“Obviously, you are not allowed to take off and land but they do let you pilot it for a while. I enjoy flying so much that the combination of flight and the power of an aircraft like that would be a once in a lifetime experience. Perhaps literally.”
Despite highlighting the obvious dangers, Gully is more qualified than most to fly the plane. He has held a private pilot's license since the age of 40 and flies a four-seater Piper Warrior at least once a month, to “blow away the cobwebs. It gives me a terrific sense of what life's about”.
At the moment, life for Gully – aside from swooping over Poole Harbour and the Isle of Wight – is concentrated on developing his new venture. He is targeting mutual organisations as potential clients but is keen to point out that this does not necessarily restrict him to building societies, which he thinks have a bright future.
“Mutuality has and always will have a place in financial services. People can – and should – see their obvious benefits. That is not to decry plcs, because there is a place for them as well. I believe there is room for the two to sit side by side.”

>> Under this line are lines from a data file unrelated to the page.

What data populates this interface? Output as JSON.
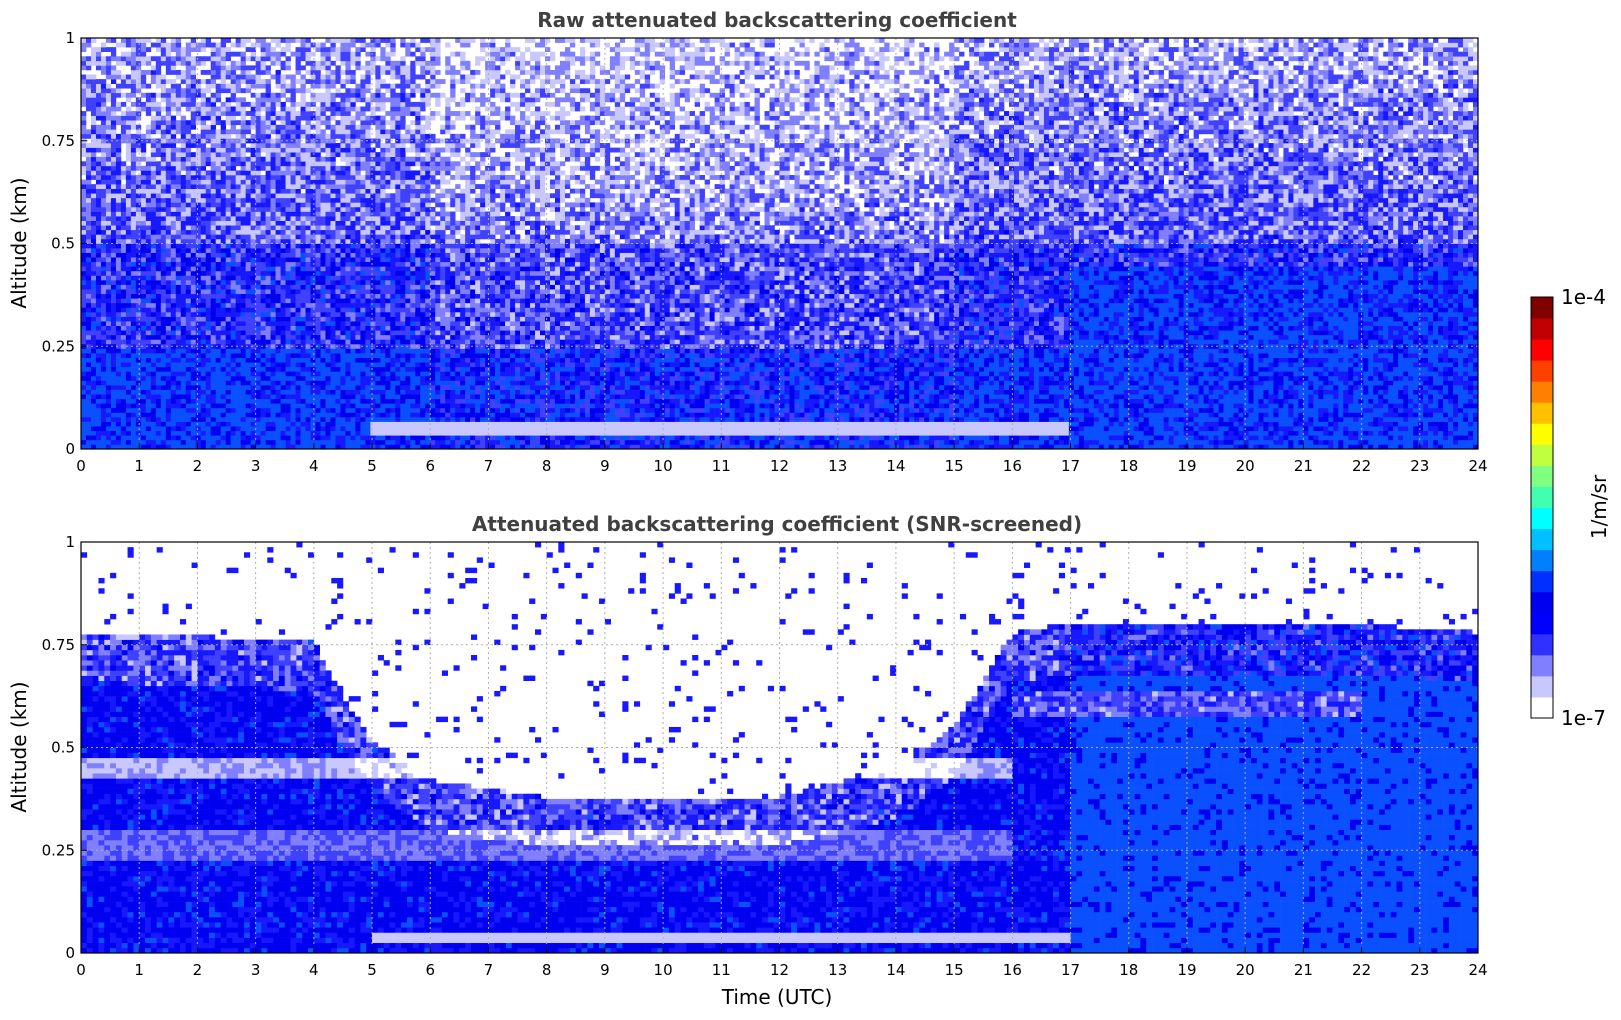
{
  "chart_data": [
    {
      "type": "heatmap",
      "title": "Raw attenuated backscattering coefficient",
      "xlabel": "",
      "ylabel": "Altitude (km)",
      "xlim": [
        0,
        24
      ],
      "ylim": [
        0,
        1
      ],
      "x_ticks": [
        "0",
        "1",
        "2",
        "3",
        "4",
        "5",
        "6",
        "7",
        "8",
        "9",
        "10",
        "11",
        "12",
        "13",
        "14",
        "15",
        "16",
        "17",
        "18",
        "19",
        "20",
        "21",
        "22",
        "23",
        "24"
      ],
      "y_ticks": [
        "0",
        "0.25",
        "0.5",
        "0.75",
        "1"
      ],
      "grid": true,
      "colormap": "jet",
      "color_range": [
        "1e-7",
        "1e-4"
      ],
      "features": {
        "noise_top_km": 1.0,
        "dense_layer_top_km_0_to_17h": 0.25,
        "dense_layer_top_km_17_to_24h": 0.45,
        "bright_layer_km": 0.05
      }
    },
    {
      "type": "heatmap",
      "title": "Attenuated backscattering coefficient (SNR-screened)",
      "xlabel": "Time (UTC)",
      "ylabel": "Altitude (km)",
      "xlim": [
        0,
        24
      ],
      "ylim": [
        0,
        1
      ],
      "x_ticks": [
        "0",
        "1",
        "2",
        "3",
        "4",
        "5",
        "6",
        "7",
        "8",
        "9",
        "10",
        "11",
        "12",
        "13",
        "14",
        "15",
        "16",
        "17",
        "18",
        "19",
        "20",
        "21",
        "22",
        "23",
        "24"
      ],
      "y_ticks": [
        "0",
        "0.25",
        "0.5",
        "0.75",
        "1"
      ],
      "grid": true,
      "colormap": "jet",
      "color_range": [
        "1e-7",
        "1e-4"
      ],
      "boundary_layer_top_km": {
        "hours": [
          0,
          4,
          4.5,
          5,
          6,
          8,
          12,
          14,
          15,
          16,
          17,
          22,
          24
        ],
        "values": [
          0.78,
          0.76,
          0.62,
          0.52,
          0.42,
          0.38,
          0.38,
          0.45,
          0.55,
          0.78,
          0.8,
          0.8,
          0.78
        ]
      }
    }
  ],
  "colorbar": {
    "min_label": "1e-7",
    "max_label": "1e-4",
    "unit_label": "1/m/sr",
    "colors": [
      "#ffffff",
      "#c8c8ff",
      "#8080ff",
      "#3030ff",
      "#0000ff",
      "#0000f0",
      "#0030ff",
      "#0080ff",
      "#00c0ff",
      "#00ffff",
      "#40ffb0",
      "#80ff80",
      "#c0ff40",
      "#ffff00",
      "#ffc000",
      "#ff8000",
      "#ff4000",
      "#ff0000",
      "#c00000",
      "#800000"
    ]
  }
}
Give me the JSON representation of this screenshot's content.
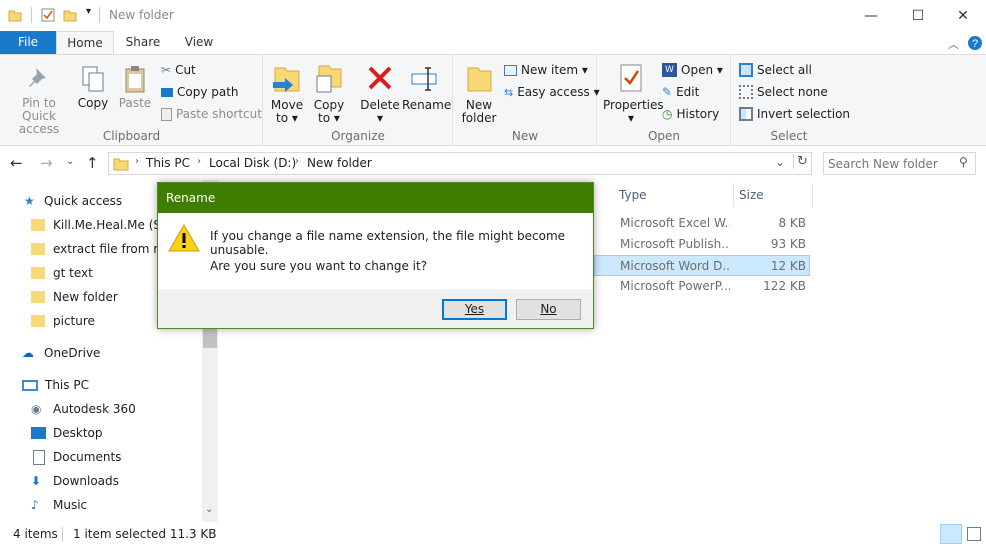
{
  "titlebar": {
    "title": "New folder",
    "minimize": "—",
    "maximize": "☐",
    "close": "✕"
  },
  "tabs": {
    "file": "File",
    "home": "Home",
    "share": "Share",
    "view": "View"
  },
  "ribbon": {
    "clipboard": {
      "label": "Clipboard",
      "pin": "Pin to Quick",
      "pin2": "access",
      "copy": "Copy",
      "paste": "Paste",
      "cut": "Cut",
      "copy_path": "Copy path",
      "paste_shortcut": "Paste shortcut"
    },
    "organize": {
      "label": "Organize",
      "move": "Move",
      "move2": "to ▾",
      "copy": "Copy",
      "copy2": "to ▾",
      "delete": "Delete",
      "delete2": "▾",
      "rename": "Rename"
    },
    "new": {
      "label": "New",
      "new_folder": "New",
      "new_folder2": "folder",
      "new_item": "New item ▾",
      "easy_access": "Easy access ▾"
    },
    "open": {
      "label": "Open",
      "properties": "Properties",
      "properties2": "▾",
      "open": "Open ▾",
      "edit": "Edit",
      "history": "History"
    },
    "select": {
      "label": "Select",
      "select_all": "Select all",
      "select_none": "Select none",
      "invert": "Invert selection"
    }
  },
  "address": {
    "crumbs": [
      "This PC",
      "Local Disk (D:)",
      "New folder"
    ],
    "search_placeholder": "Search New folder"
  },
  "nav": {
    "quick_access": "Quick access",
    "items": [
      "Kill.Me.Heal.Me (Su",
      "extract file from ms",
      "gt text",
      "New folder",
      "picture"
    ],
    "onedrive": "OneDrive",
    "this_pc": "This PC",
    "pc_items": [
      "Autodesk 360",
      "Desktop",
      "Documents",
      "Downloads",
      "Music"
    ]
  },
  "columns": {
    "type": "Type",
    "size": "Size"
  },
  "files": [
    {
      "type": "Microsoft Excel W...",
      "size": "8 KB"
    },
    {
      "type": "Microsoft Publish...",
      "size": "93 KB"
    },
    {
      "type": "Microsoft Word D...",
      "size": "12 KB"
    },
    {
      "type": "Microsoft PowerP...",
      "size": "122 KB"
    }
  ],
  "status": {
    "count": "4 items",
    "selected": "1 item selected  11.3 KB"
  },
  "dialog": {
    "title": "Rename",
    "message": "If you change a file name extension, the file might become unusable.",
    "question": "Are you sure you want to change it?",
    "yes": "Yes",
    "no": "No"
  },
  "colors": {
    "accent": "#1979ca",
    "dialog_title": "#3f7d00",
    "selection": "#cce8ff"
  }
}
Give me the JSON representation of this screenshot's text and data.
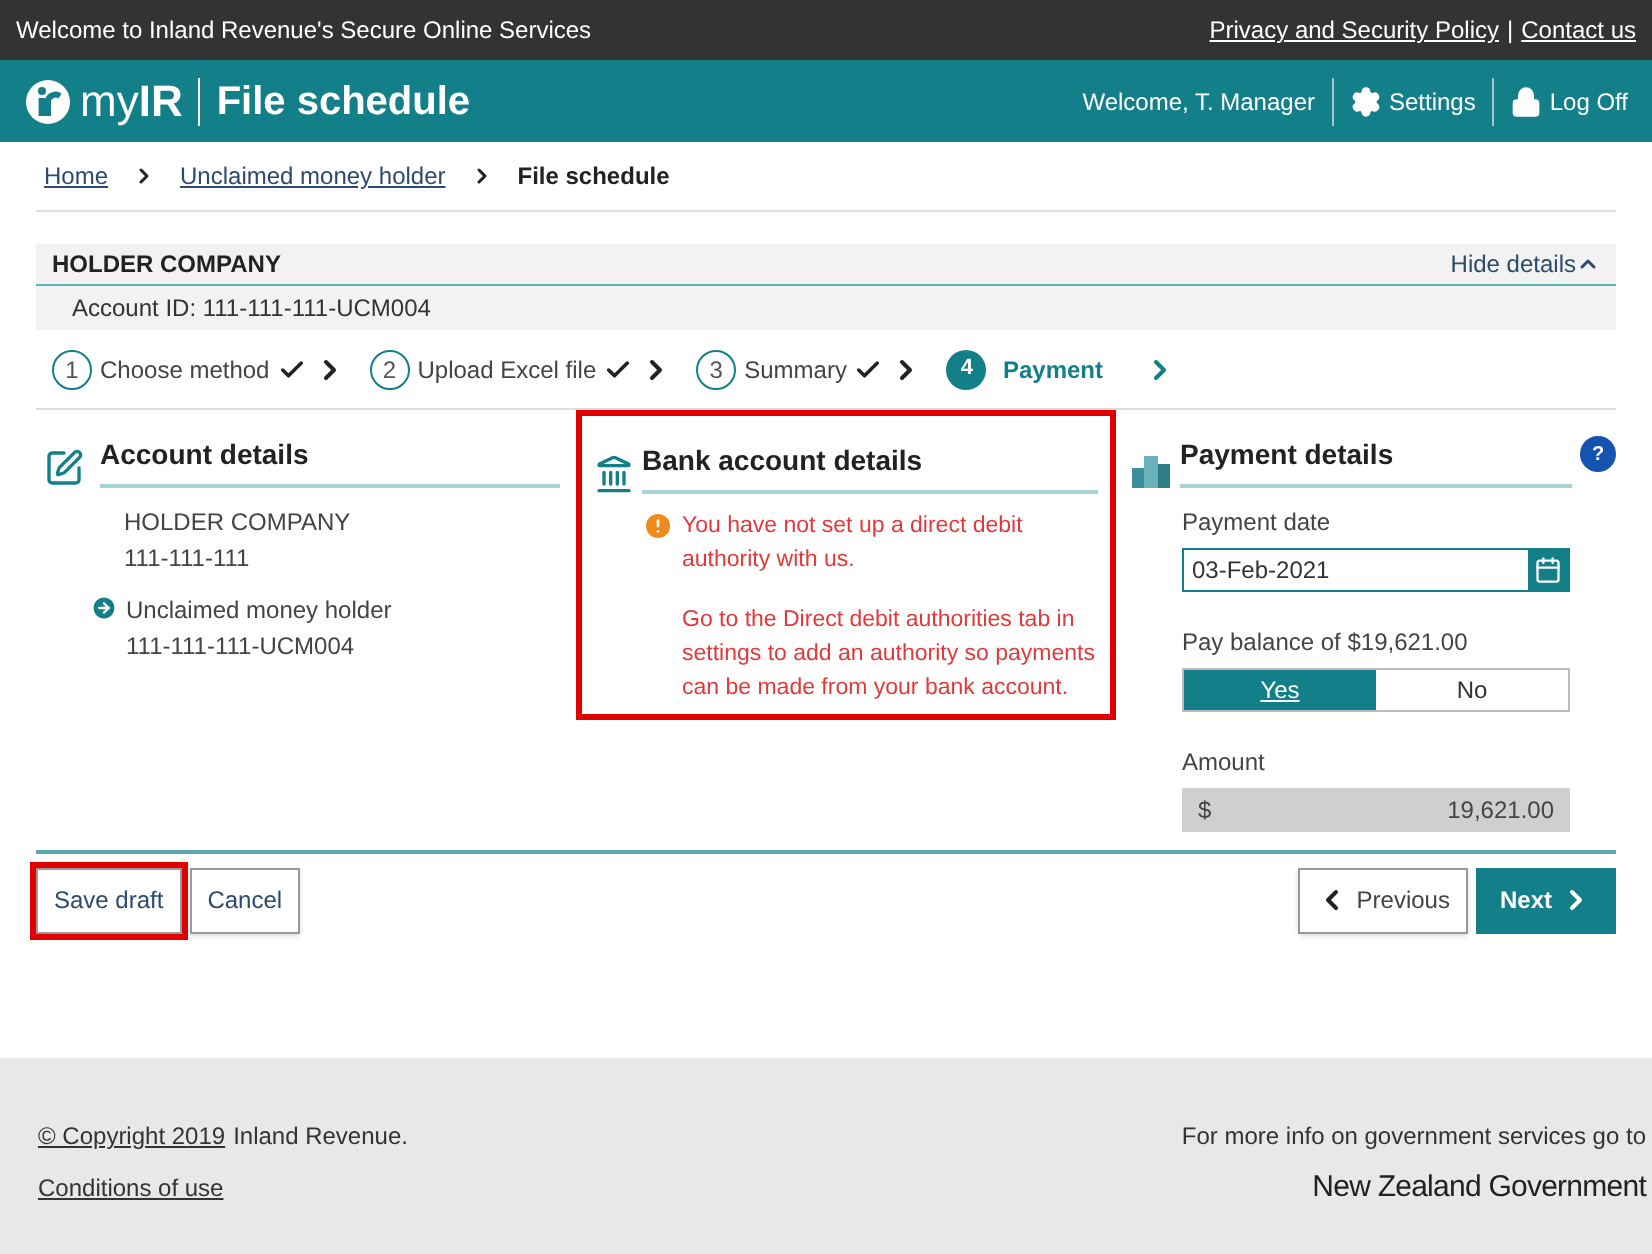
{
  "top_bar": {
    "welcome": "Welcome to Inland Revenue's Secure Online Services",
    "links": [
      "Privacy and Security Policy",
      "Contact us"
    ],
    "separator": "|"
  },
  "header": {
    "logo": "my**IR**",
    "title": "File schedule",
    "user": "Welcome, T. Manager",
    "settings": "Settings",
    "logoff": "Log Off"
  },
  "breadcrumb": [
    {
      "label": "Home",
      "current": false
    },
    {
      "label": "Unclaimed money holder",
      "current": false
    },
    {
      "label": "File schedule",
      "current": true
    }
  ],
  "holder": {
    "name": "HOLDER COMPANY",
    "toggle": "Hide details",
    "account_id": "Account ID: 111-111-111-UCM004"
  },
  "steps": [
    {
      "number": "1",
      "label": "Choose method",
      "done": true,
      "selected": false
    },
    {
      "number": "2",
      "label": "Upload Excel file",
      "done": true,
      "selected": false
    },
    {
      "number": "3",
      "label": "Summary",
      "done": true,
      "selected": false
    },
    {
      "number": "4",
      "label": "Payment",
      "done": false,
      "selected": true
    }
  ],
  "account_details": {
    "title": "Account details",
    "name": "HOLDER COMPANY",
    "number": "111-111-111",
    "link_label": "Unclaimed money holder",
    "link_id": "111-111-111-UCM004"
  },
  "bank_details": {
    "title": "Bank account details",
    "highlighted": true,
    "warning": "You have not set up a direct debit authority with us.",
    "info": "Go to the Direct debit authorities tab in settings to add an authority so payments can be made from your bank account."
  },
  "payment_details": {
    "title": "Payment details",
    "help": "?",
    "date_label": "Payment date",
    "date_value": "03-Feb-2021",
    "balance_label": "Pay balance of $19,621.00",
    "options": [
      {
        "label": "Yes",
        "selected": true
      },
      {
        "label": "No",
        "selected": false
      }
    ],
    "amount_label": "Amount",
    "currency": "$",
    "amount": "19,621.00"
  },
  "actions": [
    {
      "label": "Save draft",
      "kind": "plain",
      "highlighted": true
    },
    {
      "label": "Cancel",
      "kind": "plain",
      "highlighted": false
    },
    {
      "label": "Previous",
      "kind": "back",
      "highlighted": false
    },
    {
      "label": "Next",
      "kind": "primary",
      "highlighted": false
    }
  ],
  "footer": {
    "copyright_link": "© Copyright 2019",
    "copyright_text": "Inland Revenue.",
    "conditions": "Conditions of use",
    "gov_info": "For more info on government services go to",
    "gov_logo": "New Zealand Government"
  }
}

Balancing options is a Gully speciality. Sitting side by side in his life are flying and his other great passion, driving cars. He has three, a classic MGC Roadster, a Vauxhall Vectra and an MGF, which he never drives because his wife Carole has taken a particular shine to it. Not that he minds, as it is the social aspect surrounding cars that appeals to him most, as a member of the MG Owners' Club. Finally, a man of many talents, he is also a keen photographer. “I have lots of anoraks but I have yet to go down the beer mat collection route.”